The controls by default used the tilt functions for up/down, but that could be disabled; trying both modes I liked the non-tilt more, but I may just be used to that and need more time for the tilt method. Unfortunately, the game (in multi-player, at least) must use the GamePad, as you use it to A) see the map, and B) jump to a teammate when you respawn. You get used to it, but the GamePad’s fairly low battery life can be a hindrance on extended sessions.
In terms of loadouts, I found the Splattershot one to be nice and balanced. The Charger was very interesting, though, and will probably experiment more with it in game. The Roller was still fun… though it is mostly a support weapons, just for marking territory.
All in all, aside from the somewhat-poor time windows for it, it was an extremely fun game to play. I never really felt cheated by anything in-game, and it is a fresh take on the Third Person Shooter genre, which is full of cover shooting games like Gears of War and The Last of Us. Yes, it certainly doesn’t aim for realism, but it aims for FUN and it does a damn good job doing it.

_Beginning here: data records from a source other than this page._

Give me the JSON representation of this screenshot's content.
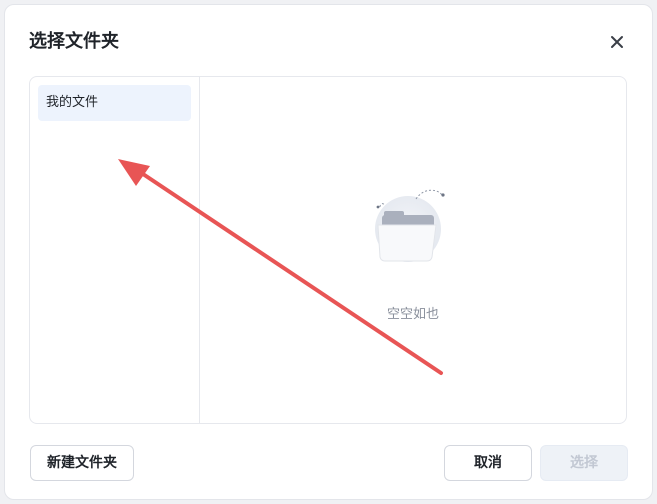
{
  "dialog": {
    "title": "选择文件夹",
    "close_icon": "close-icon"
  },
  "sidebar": {
    "items": [
      {
        "label": "我的文件",
        "selected": true
      }
    ]
  },
  "content": {
    "empty_icon": "empty-folder-icon",
    "empty_text": "空空如也"
  },
  "footer": {
    "new_folder_label": "新建文件夹",
    "cancel_label": "取消",
    "select_label": "选择",
    "select_disabled": true
  },
  "colors": {
    "selected_bg": "#edf3fd",
    "annotation_arrow": "#e85555",
    "disabled_text": "#c2c8d3"
  }
}
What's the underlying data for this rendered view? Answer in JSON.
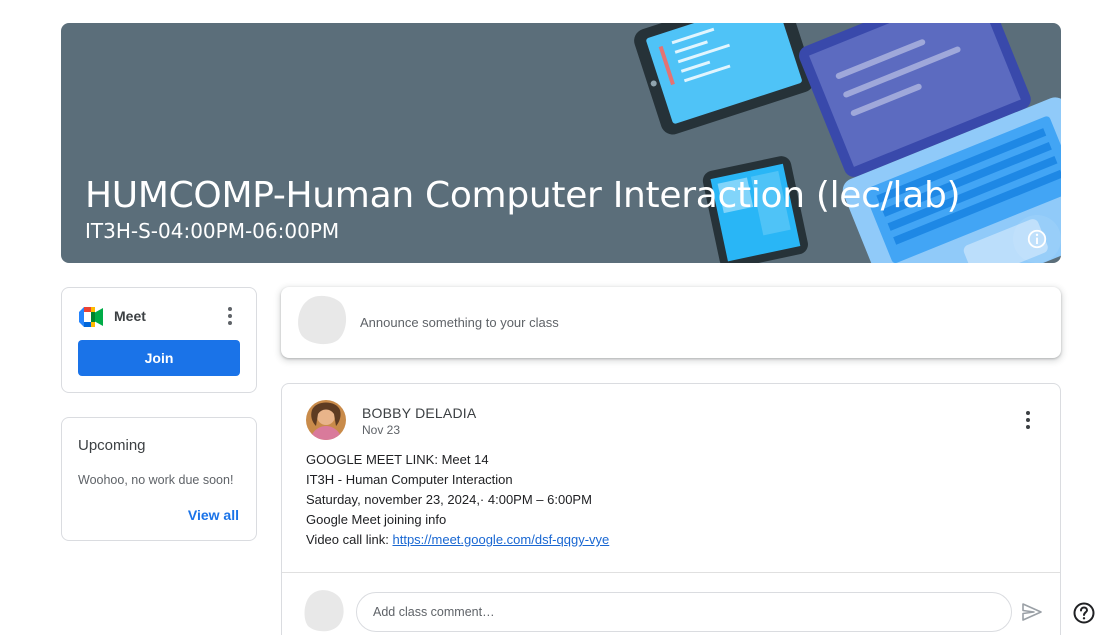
{
  "banner": {
    "title": "HUMCOMP-Human Computer Interaction (lec/lab)",
    "subtitle": "IT3H-S-04:00PM-06:00PM",
    "background_color": "#5b6e7a",
    "info_icon": "info-icon"
  },
  "meet": {
    "label": "Meet",
    "join_label": "Join",
    "logo_icon": "google-meet-icon",
    "menu_icon": "more-vert-icon",
    "accent": "#1a73e8"
  },
  "upcoming": {
    "title": "Upcoming",
    "empty_text": "Woohoo, no work due soon!",
    "view_all_label": "View all"
  },
  "announce": {
    "placeholder": "Announce something to your class"
  },
  "post": {
    "author": "BOBBY DELADIA",
    "date": "Nov 23",
    "lines": [
      "GOOGLE MEET LINK: Meet 14",
      "IT3H - Human Computer Interaction",
      "Saturday, november 23, 2024,· 4:00PM – 6:00PM",
      "Google Meet joining info"
    ],
    "video_prefix": "Video call link: ",
    "video_link": "https://meet.google.com/dsf-qqgy-vye",
    "comment_placeholder": "Add class comment…",
    "send_icon": "send-icon",
    "menu_icon": "more-vert-icon"
  },
  "help_icon": "help-icon"
}
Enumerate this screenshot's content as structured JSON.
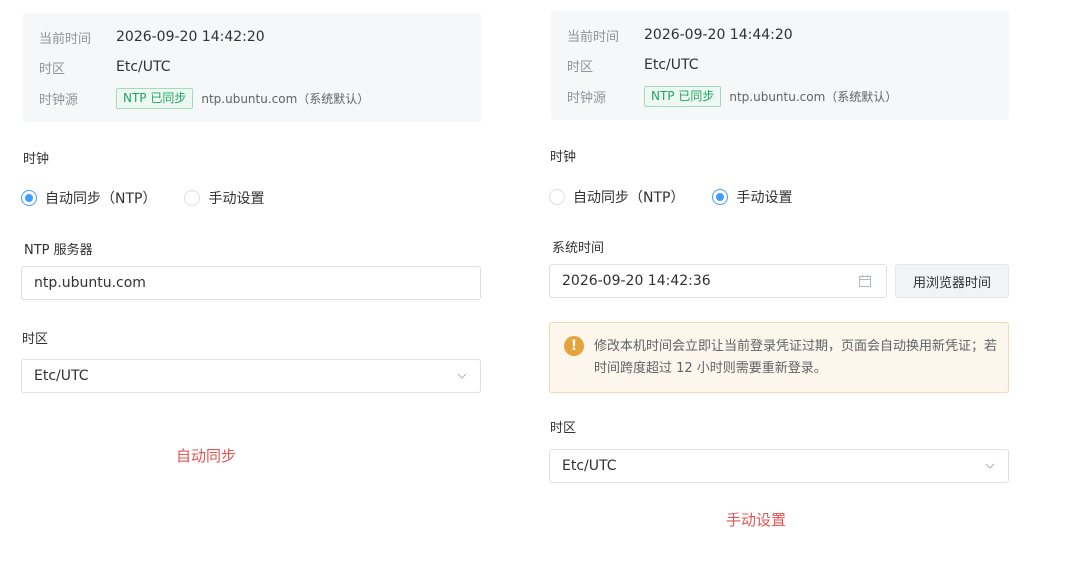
{
  "left": {
    "info": {
      "current_time_label": "当前时间",
      "current_time_value": "2026-09-20 14:42:20",
      "timezone_label": "时区",
      "timezone_value": "Etc/UTC",
      "clock_source_label": "时钟源",
      "ntp_badge": "NTP 已同步",
      "source_text": "ntp.ubuntu.com（系统默认）"
    },
    "clock_label": "时钟",
    "radio_auto": "自动同步（NTP）",
    "radio_manual": "手动设置",
    "selected_mode": "auto",
    "ntp_server_label": "NTP 服务器",
    "ntp_server_value": "ntp.ubuntu.com",
    "timezone_label": "时区",
    "timezone_value": "Etc/UTC",
    "caption": "自动同步"
  },
  "right": {
    "info": {
      "current_time_label": "当前时间",
      "current_time_value": "2026-09-20 14:44:20",
      "timezone_label": "时区",
      "timezone_value": "Etc/UTC",
      "clock_source_label": "时钟源",
      "ntp_badge": "NTP 已同步",
      "source_text": "ntp.ubuntu.com（系统默认）"
    },
    "clock_label": "时钟",
    "radio_auto": "自动同步（NTP）",
    "radio_manual": "手动设置",
    "selected_mode": "manual",
    "system_time_label": "系统时间",
    "system_time_value": "2026-09-20 14:42:36",
    "browser_time_button": "用浏览器时间",
    "warning_text": "修改本机时间会立即让当前登录凭证过期，页面会自动换用新凭证；若时间跨度超过 12 小时则需要重新登录。",
    "timezone_label": "时区",
    "timezone_value": "Etc/UTC",
    "caption": "手动设置"
  },
  "colors": {
    "accent": "#409eff",
    "ntp_badge_green": "#21a366",
    "warning": "#e6a23c",
    "caption_red": "#e05555"
  },
  "icons": {
    "dropdown": "chevron-down-icon",
    "calendar": "calendar-icon",
    "warning": "warning-icon"
  }
}
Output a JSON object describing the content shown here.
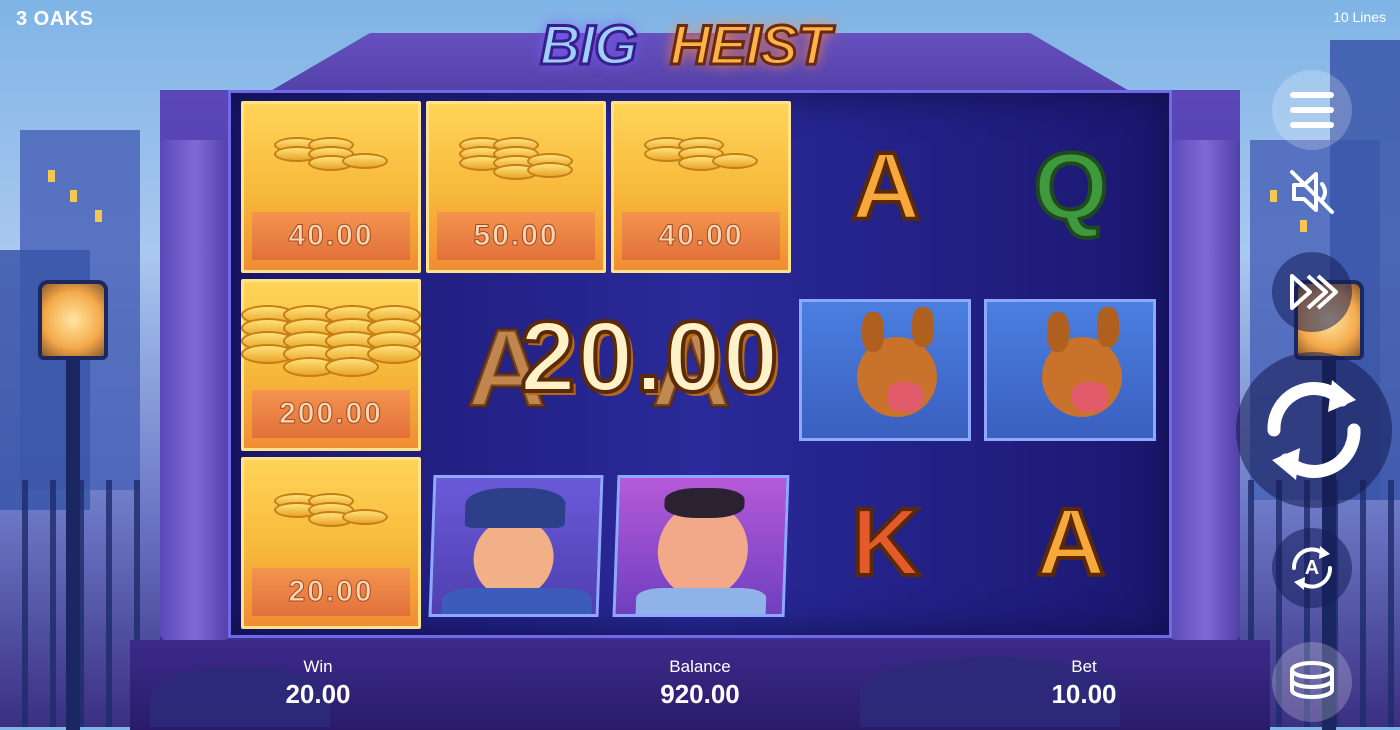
{
  "header": {
    "brand": "3 OAKS",
    "lines": "10 Lines",
    "logo_part1": "BIG",
    "logo_part2": "HEIST"
  },
  "reels": {
    "money_values": {
      "r1c1": "40.00",
      "r1c2": "50.00",
      "r1c3": "40.00",
      "r2c1": "200.00",
      "r3c1": "20.00"
    },
    "symbols": {
      "r1c4": "A",
      "r1c5": "Q",
      "r2c2": "A",
      "r2c3": "A",
      "r3c4": "K",
      "r3c5": "A"
    },
    "win_overlay": "20.00"
  },
  "footer": {
    "win_label": "Win",
    "win_value": "20.00",
    "balance_label": "Balance",
    "balance_value": "920.00",
    "bet_label": "Bet",
    "bet_value": "10.00"
  },
  "controls": {
    "autoplay_letter": "A"
  },
  "colors": {
    "money_tile": "#f7b83a",
    "reel_bg": "#2a2a9a",
    "frame": "#6f6ae8",
    "text": "#ffffff"
  }
}
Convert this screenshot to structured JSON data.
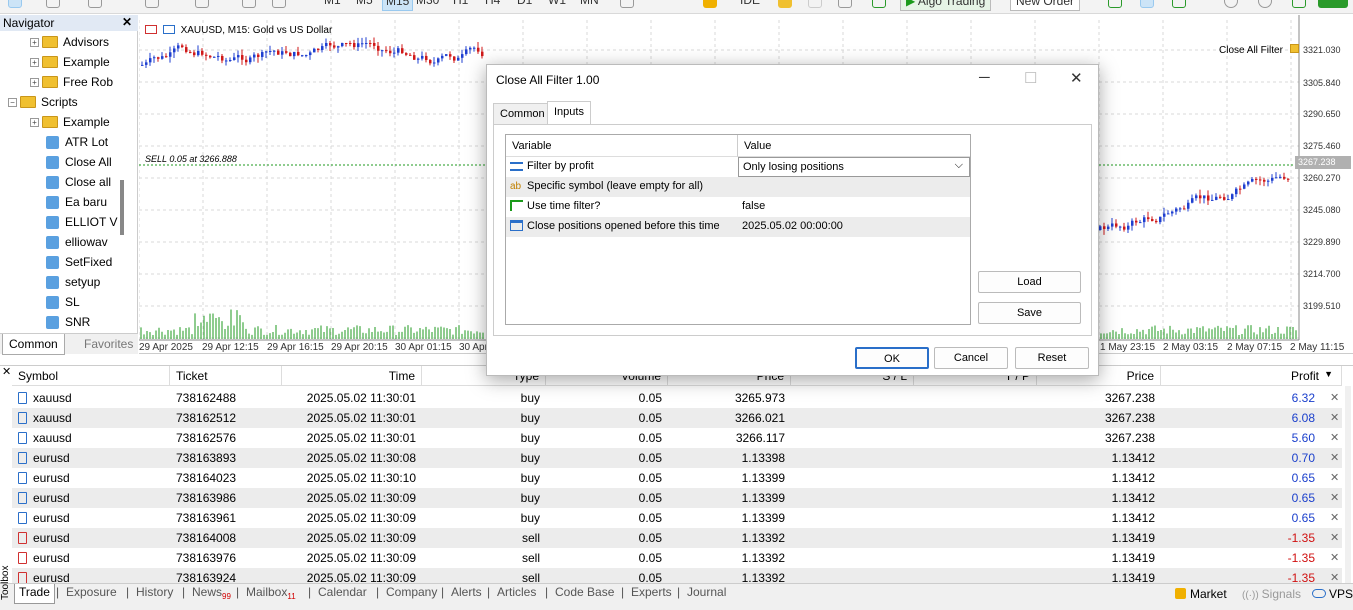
{
  "toolbar": {
    "timeframes": [
      "M1",
      "M5",
      "M15",
      "M30",
      "H1",
      "H4",
      "D1",
      "W1",
      "MN"
    ],
    "selected_timeframe": "M15",
    "ide_label": "IDE",
    "algo_label": "Algo Trading",
    "order_label": "New Order"
  },
  "navigator": {
    "title": "Navigator",
    "items": [
      {
        "label": "Advisors",
        "type": "folder"
      },
      {
        "label": "Example",
        "type": "folder"
      },
      {
        "label": "Free Rob",
        "type": "folder"
      },
      {
        "label": "Scripts",
        "type": "folder"
      },
      {
        "label": "Example",
        "type": "folder"
      },
      {
        "label": "ATR Lot",
        "type": "script"
      },
      {
        "label": "Close All",
        "type": "script"
      },
      {
        "label": "Close all",
        "type": "script"
      },
      {
        "label": "Ea baru",
        "type": "script"
      },
      {
        "label": "ELLIOT V",
        "type": "script"
      },
      {
        "label": "elliowav",
        "type": "script"
      },
      {
        "label": "SetFixed",
        "type": "script"
      },
      {
        "label": "setyup",
        "type": "script"
      },
      {
        "label": "SL",
        "type": "script"
      },
      {
        "label": "SNR",
        "type": "script"
      }
    ],
    "tabs": [
      "Common",
      "Favorites"
    ]
  },
  "chart": {
    "title": "XAUUSD, M15:  Gold vs US Dollar",
    "indicator_label": "Close All Filter",
    "sell_label": "SELL 0.05 at 3266.888",
    "price_levels": [
      "3321.030",
      "3305.840",
      "3290.650",
      "3275.460",
      "3260.270",
      "3245.080",
      "3229.890",
      "3214.700",
      "3199.510"
    ],
    "current_price": "3267.238",
    "time_labels_left": [
      "29 Apr 2025",
      "29 Apr 12:15",
      "29 Apr 16:15",
      "29 Apr 20:15",
      "30 Apr 01:15",
      "30 Apr"
    ],
    "time_labels_right": [
      "1 May 23:15",
      "2 May 03:15",
      "2 May 07:15",
      "2 May 11:15"
    ]
  },
  "dialog": {
    "title": "Close All Filter 1.00",
    "tabs": [
      "Common",
      "Inputs"
    ],
    "active_tab": "Inputs",
    "columns": [
      "Variable",
      "Value"
    ],
    "rows": [
      {
        "variable": "Filter by profit",
        "value": "Only losing positions",
        "icon": "list-icon"
      },
      {
        "variable": "Specific symbol (leave empty for all)",
        "value": "",
        "icon": "ab-icon"
      },
      {
        "variable": "Use time filter?",
        "value": "false",
        "icon": "arrow-icon"
      },
      {
        "variable": "Close positions opened before this time",
        "value": "2025.05.02 00:00:00",
        "icon": "calendar-icon"
      }
    ],
    "buttons": {
      "load": "Load",
      "save": "Save",
      "ok": "OK",
      "cancel": "Cancel",
      "reset": "Reset"
    },
    "ab_text": "ab"
  },
  "trades": {
    "columns": [
      "Symbol",
      "Ticket",
      "Time",
      "Type",
      "Volume",
      "Price",
      "S / L",
      "T / P",
      "Price",
      "Profit"
    ],
    "rows": [
      {
        "symbol": "xauusd",
        "ticket": "738162488",
        "time": "2025.05.02 11:30:01",
        "type": "buy",
        "volume": "0.05",
        "price": "3265.973",
        "sl": "",
        "tp": "",
        "cur": "3267.238",
        "profit": "6.32"
      },
      {
        "symbol": "xauusd",
        "ticket": "738162512",
        "time": "2025.05.02 11:30:01",
        "type": "buy",
        "volume": "0.05",
        "price": "3266.021",
        "sl": "",
        "tp": "",
        "cur": "3267.238",
        "profit": "6.08"
      },
      {
        "symbol": "xauusd",
        "ticket": "738162576",
        "time": "2025.05.02 11:30:01",
        "type": "buy",
        "volume": "0.05",
        "price": "3266.117",
        "sl": "",
        "tp": "",
        "cur": "3267.238",
        "profit": "5.60"
      },
      {
        "symbol": "eurusd",
        "ticket": "738163893",
        "time": "2025.05.02 11:30:08",
        "type": "buy",
        "volume": "0.05",
        "price": "1.13398",
        "sl": "",
        "tp": "",
        "cur": "1.13412",
        "profit": "0.70"
      },
      {
        "symbol": "eurusd",
        "ticket": "738164023",
        "time": "2025.05.02 11:30:10",
        "type": "buy",
        "volume": "0.05",
        "price": "1.13399",
        "sl": "",
        "tp": "",
        "cur": "1.13412",
        "profit": "0.65"
      },
      {
        "symbol": "eurusd",
        "ticket": "738163986",
        "time": "2025.05.02 11:30:09",
        "type": "buy",
        "volume": "0.05",
        "price": "1.13399",
        "sl": "",
        "tp": "",
        "cur": "1.13412",
        "profit": "0.65"
      },
      {
        "symbol": "eurusd",
        "ticket": "738163961",
        "time": "2025.05.02 11:30:09",
        "type": "buy",
        "volume": "0.05",
        "price": "1.13399",
        "sl": "",
        "tp": "",
        "cur": "1.13412",
        "profit": "0.65"
      },
      {
        "symbol": "eurusd",
        "ticket": "738164008",
        "time": "2025.05.02 11:30:09",
        "type": "sell",
        "volume": "0.05",
        "price": "1.13392",
        "sl": "",
        "tp": "",
        "cur": "1.13419",
        "profit": "-1.35"
      },
      {
        "symbol": "eurusd",
        "ticket": "738163976",
        "time": "2025.05.02 11:30:09",
        "type": "sell",
        "volume": "0.05",
        "price": "1.13392",
        "sl": "",
        "tp": "",
        "cur": "1.13419",
        "profit": "-1.35"
      },
      {
        "symbol": "eurusd",
        "ticket": "738163924",
        "time": "2025.05.02 11:30:09",
        "type": "sell",
        "volume": "0.05",
        "price": "1.13392",
        "sl": "",
        "tp": "",
        "cur": "1.13419",
        "profit": "-1.35"
      }
    ]
  },
  "bottom_tabs": {
    "toolbox": "Toolbox",
    "items": [
      {
        "label": "Trade"
      },
      {
        "label": "Exposure"
      },
      {
        "label": "History"
      },
      {
        "label": "News",
        "badge": "99"
      },
      {
        "label": "Mailbox",
        "badge": "11"
      },
      {
        "label": "Calendar"
      },
      {
        "label": "Company"
      },
      {
        "label": "Alerts"
      },
      {
        "label": "Articles"
      },
      {
        "label": "Code Base"
      },
      {
        "label": "Experts"
      },
      {
        "label": "Journal"
      }
    ],
    "market": "Market",
    "signals": "Signals",
    "vps": "VPS"
  },
  "colors": {
    "bull": "#1f3fd0",
    "bear": "#d01818",
    "volume": "#1f9a1f",
    "accent": "#2a6fc9"
  }
}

Look out for Splatoon later this month on May 29th, only on the Nintendo WiiU.
(Note: It took a LOT of power to not make squid puns… I’ll save those for the full review later)